- **WORK INSTRUCTION**
What is needed is each line of the data below that holds the string "role".

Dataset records
━━━
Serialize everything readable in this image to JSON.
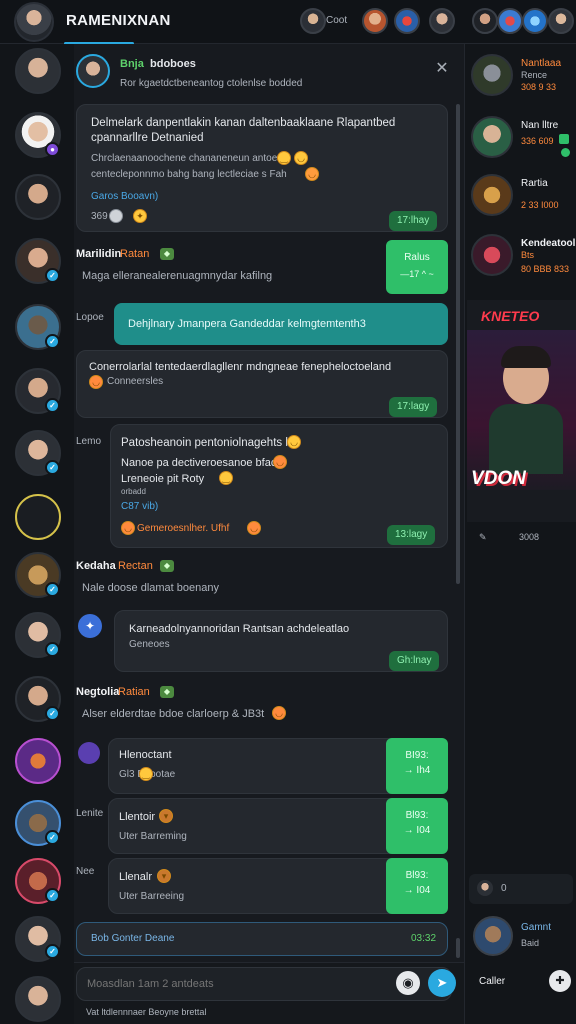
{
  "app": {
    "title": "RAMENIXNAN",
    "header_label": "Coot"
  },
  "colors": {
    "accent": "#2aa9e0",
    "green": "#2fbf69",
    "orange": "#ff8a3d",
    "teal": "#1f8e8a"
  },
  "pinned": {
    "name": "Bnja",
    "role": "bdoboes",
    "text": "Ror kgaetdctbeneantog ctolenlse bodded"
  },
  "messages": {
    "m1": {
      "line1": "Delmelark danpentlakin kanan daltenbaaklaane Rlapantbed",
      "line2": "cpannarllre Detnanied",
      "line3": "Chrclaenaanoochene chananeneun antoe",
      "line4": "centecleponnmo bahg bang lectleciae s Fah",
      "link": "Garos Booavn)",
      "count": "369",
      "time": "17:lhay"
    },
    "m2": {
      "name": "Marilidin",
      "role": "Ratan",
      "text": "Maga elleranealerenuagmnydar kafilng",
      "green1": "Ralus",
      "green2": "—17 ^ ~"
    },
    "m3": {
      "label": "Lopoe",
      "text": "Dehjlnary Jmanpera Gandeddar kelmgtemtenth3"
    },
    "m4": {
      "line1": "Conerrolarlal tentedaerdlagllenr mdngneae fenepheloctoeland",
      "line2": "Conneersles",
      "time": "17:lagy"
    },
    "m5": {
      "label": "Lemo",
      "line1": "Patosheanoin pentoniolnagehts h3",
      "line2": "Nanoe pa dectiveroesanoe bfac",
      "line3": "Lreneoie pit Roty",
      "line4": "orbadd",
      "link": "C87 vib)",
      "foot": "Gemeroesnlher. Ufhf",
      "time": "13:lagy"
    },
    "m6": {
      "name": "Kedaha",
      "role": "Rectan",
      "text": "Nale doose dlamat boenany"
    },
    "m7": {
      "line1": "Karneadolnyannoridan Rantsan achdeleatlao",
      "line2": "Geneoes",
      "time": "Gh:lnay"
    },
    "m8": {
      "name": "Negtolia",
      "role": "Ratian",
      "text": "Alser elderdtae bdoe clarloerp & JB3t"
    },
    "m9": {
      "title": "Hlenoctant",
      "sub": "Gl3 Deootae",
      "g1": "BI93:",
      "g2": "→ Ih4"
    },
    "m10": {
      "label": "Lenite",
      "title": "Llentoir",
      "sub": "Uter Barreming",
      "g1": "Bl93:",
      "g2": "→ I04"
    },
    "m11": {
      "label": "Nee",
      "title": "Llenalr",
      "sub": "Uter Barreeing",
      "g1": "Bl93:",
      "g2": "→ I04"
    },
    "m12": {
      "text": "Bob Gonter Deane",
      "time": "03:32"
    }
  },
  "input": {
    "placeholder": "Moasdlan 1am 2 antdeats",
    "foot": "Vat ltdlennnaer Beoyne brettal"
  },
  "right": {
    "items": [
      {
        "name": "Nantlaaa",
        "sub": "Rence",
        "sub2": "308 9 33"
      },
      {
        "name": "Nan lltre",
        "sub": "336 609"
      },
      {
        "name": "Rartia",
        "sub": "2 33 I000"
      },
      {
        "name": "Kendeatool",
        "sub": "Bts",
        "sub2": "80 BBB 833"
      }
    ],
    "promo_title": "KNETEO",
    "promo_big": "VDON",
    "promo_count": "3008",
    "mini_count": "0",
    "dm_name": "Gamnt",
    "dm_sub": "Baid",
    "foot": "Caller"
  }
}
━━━
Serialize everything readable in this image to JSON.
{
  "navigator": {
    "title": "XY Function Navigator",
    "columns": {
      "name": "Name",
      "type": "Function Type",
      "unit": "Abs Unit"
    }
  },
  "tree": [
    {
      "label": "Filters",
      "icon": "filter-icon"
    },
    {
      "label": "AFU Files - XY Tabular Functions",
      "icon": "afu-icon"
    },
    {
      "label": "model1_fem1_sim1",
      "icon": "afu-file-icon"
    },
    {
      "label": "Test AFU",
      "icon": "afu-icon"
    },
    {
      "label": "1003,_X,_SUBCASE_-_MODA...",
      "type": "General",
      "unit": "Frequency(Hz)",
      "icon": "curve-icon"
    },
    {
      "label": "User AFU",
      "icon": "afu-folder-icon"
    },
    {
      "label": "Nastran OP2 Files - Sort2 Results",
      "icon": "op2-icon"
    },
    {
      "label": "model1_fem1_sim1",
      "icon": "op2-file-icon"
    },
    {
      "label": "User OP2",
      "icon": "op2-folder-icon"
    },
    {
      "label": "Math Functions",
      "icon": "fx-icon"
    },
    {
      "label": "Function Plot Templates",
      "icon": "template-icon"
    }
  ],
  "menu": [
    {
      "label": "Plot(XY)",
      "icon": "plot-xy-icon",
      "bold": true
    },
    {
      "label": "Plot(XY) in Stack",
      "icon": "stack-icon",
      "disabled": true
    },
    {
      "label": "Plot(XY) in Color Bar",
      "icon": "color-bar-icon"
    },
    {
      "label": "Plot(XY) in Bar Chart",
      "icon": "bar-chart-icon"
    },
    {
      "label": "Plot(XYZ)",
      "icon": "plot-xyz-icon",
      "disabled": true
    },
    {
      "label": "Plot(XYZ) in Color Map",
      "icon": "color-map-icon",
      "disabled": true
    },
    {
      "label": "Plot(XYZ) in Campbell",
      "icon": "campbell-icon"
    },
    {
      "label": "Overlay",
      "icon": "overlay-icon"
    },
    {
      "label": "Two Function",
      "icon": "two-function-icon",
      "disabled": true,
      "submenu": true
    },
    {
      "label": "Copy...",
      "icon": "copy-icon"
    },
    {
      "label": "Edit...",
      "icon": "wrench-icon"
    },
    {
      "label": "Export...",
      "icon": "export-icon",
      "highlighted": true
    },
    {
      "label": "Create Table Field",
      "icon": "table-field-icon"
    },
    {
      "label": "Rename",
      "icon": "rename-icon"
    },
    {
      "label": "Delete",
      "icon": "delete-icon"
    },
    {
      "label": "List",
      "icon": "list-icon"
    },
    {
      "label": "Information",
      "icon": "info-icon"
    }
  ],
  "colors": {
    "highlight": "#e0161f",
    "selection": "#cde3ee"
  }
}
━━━
- **ANSWER BELOW**
    "role": "bdoboes",
      "role": "Ratan",
      "role": "Rectan",
      "role": "Ratian",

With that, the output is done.